Septic tank alarms play an important role in monitoring your system’s function. The alarm warns you if water levels get too high or low in the septic tank, signaling a potential issue. Knowing how to properly reset the alarm can help restore normal operation when it activates.
This article provides a step-by-step guide to resetting septic alarms. We will cover:
- How septic tank alarms work
- Why alarms go off
- Locating the alarm control panel
- Resetting alarm lights and switches
- Testing the system after resetting
- When to call a septic professional
Learning the basics of resetting your septic alarm can help quickly resolve nuisance alarms and ensure your system continues working properly.
How Do Septic Tank Alarms Work?
Septic alarms contain float switches inside the tank that trigger when water rises above or drops below preset levels. This signals the alarm control panel.
The control panel has indicator lights and an audible alarm. It provides power to the floats and alarm. Resetting the panel turns off the alarm and light once the high water condition is resolved.
An alarm going off does not mean the tank will immediately overflow. It provides advance notice to reduce water use and allow the system time to catch up. But frequent alarms indicate a problem needing attention.
Why Does My Septic Tank Alarm Keep Going Off?
Some common reasons your septic alarm activates include:
Excess water use – Too much flow between pump cycles overwhelms the system.
Rain infiltration – High groundwater gets into the tank.
Component failure – Faulty pump, switch, or alarm triggers false alarm.
Clogged pipe/filter – Blockage slows drainage out of the tank.
Sludge buildup – Excess solids prevent effluent outlet.
Mechanical issues – Pump, compressor, or switches malfunction.
Loss of power – No electricity prevents pump from cycling.
Drain field clog – No place for effluent to go from the tank.
Resetting the alarm itself won’t fix these underlying problems.
Locating the Septic Tank Alarm Control Panel
The first step in resetting the alarm is locating the main control panel. This metal box is typically found on the exterior of the home or outbuilding nearest where the septic tank is buried. Look for:
Alarm lights/speaker – Red or yellow light and/or alarm horn.
Reset button – Manually silences audible alarm.
Circuit breaker – May have dedicated breaker for septic power.
Electrical conduit – Runs underground to septic tank floats.
Manufacturer label – Indicates panel purpose.
Finding the panel quickly silences nuisance alarms and allows full system diagnosis.
How to Reset Septic Alarm Lights and Switches
Once you’ve located the alarm panel, follow these steps to reset the lights and switches:
Press reset button – Turns off audible alarm speaker if sounding.
Check circuit breaker – Ensure panel has electrical power.
Flip float switch – Some panels have a manual override toggle.
Let system cycle – Give tank time (up to 24 hours) to lower water level.

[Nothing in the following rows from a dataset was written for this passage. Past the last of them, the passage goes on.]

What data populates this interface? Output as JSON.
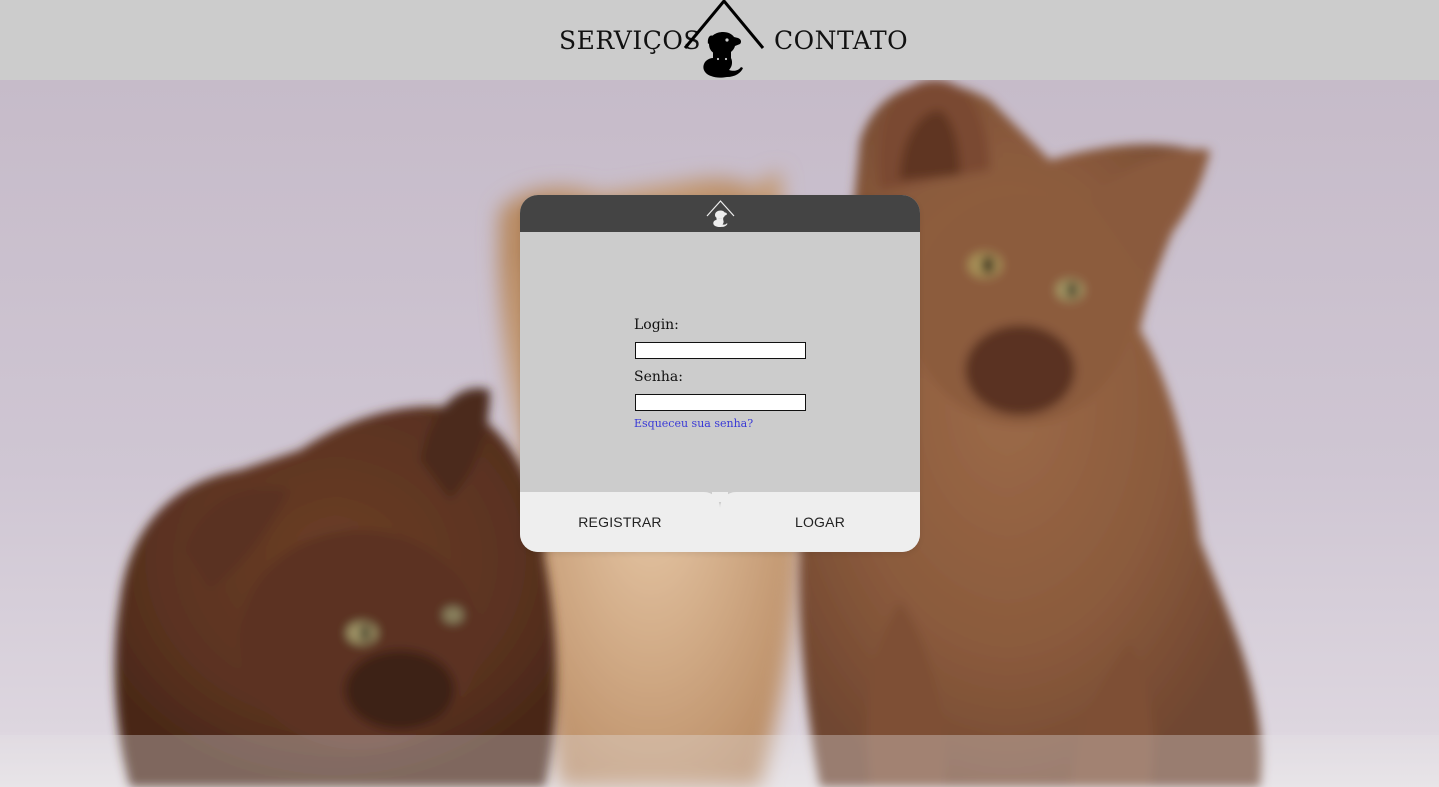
{
  "nav": {
    "services_label": "SERVIÇOS",
    "contact_label": "CONTATO",
    "logo_icon": "house-dog-cat-icon"
  },
  "login_form": {
    "login_label": "Login:",
    "login_value": "",
    "password_label": "Senha:",
    "password_value": "",
    "forgot_password_link": "Esqueceu sua senha?",
    "register_button": "REGISTRAR",
    "login_button": "LOGAR",
    "header_icon": "house-dog-cat-icon"
  },
  "background": {
    "image": "blurred-kittens-photo"
  },
  "colors": {
    "topbar": "#cccccc",
    "card_header": "#444444",
    "card_body": "#cccccc",
    "card_buttons": "#eeeeee",
    "link": "#3a3ad6"
  }
}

Verify light turns off – Red or yellow alarm light should deactivate once water drops.
Note any other lights – Green or amber lights indicate float power or status.
Call for service if alarm persists – Light staying on indicates a larger problem.
Silencing the alarm gives time to address high water conditions. But call a professional if tanks don’t empty.
Testing the Septic System After Resetting the Alarm
Take these steps to test normal operation after resetting the alarm:
Reduce water use – Don’t run laundry, showers, dishwashers, etc.
Check for surface wetness – Inspect for signs of water pooling around tank and drain field.
Listen for pump operation – Verify periodic pump cycling sounds to move effluent.
Monitor water drainage – Ensure sinks and toilets empty at normal speed.
Wait and recheck alarm – Give system 24 hours to stabilize before checking lights again.
Call septic professional – If alarm persists or other malfunctions are evident.
Notify a septic contractor immediately if alarms continue despite troubleshooting.
When Should a Septic Professional Handle Alarm Issues?
While you can reset nuisance alarms yourself, some situations require a septic pro:
Frequent or recurring alarms – Indicates inadequate capacity or component failures.
Alarms without excess water use – Points to component or drain field malfunction.
Soaking around tank or drain field – Signals possible infiltration or clogged pipes.
Sewage odors or slow drains – Means sewage is backing up due to outlet blockage.
Loss of system power – No lights on panel may require electrical repairs.
Unsure of panel location/function – Technician can find and diagnose alarm system.
Unable to reset panel – If improper panel wiring or malfunctions prevent reset.
Don’t hesitate to call in experts if DIY troubleshooting doesn’t solve recurrent septic alarms. Swift repairs prevent costly damage.
Resetting your septic tank alarm promptly can minimize nuisance alerts and help diagnose underlying causes. Follow the step-by-step process to locate the control panel, silence alarms, and test normal function. Persistent septic alarms, however, still require professional attention to fix larger problems. Knowing when to call the experts prevents sewage backups and expensive repairs down the road.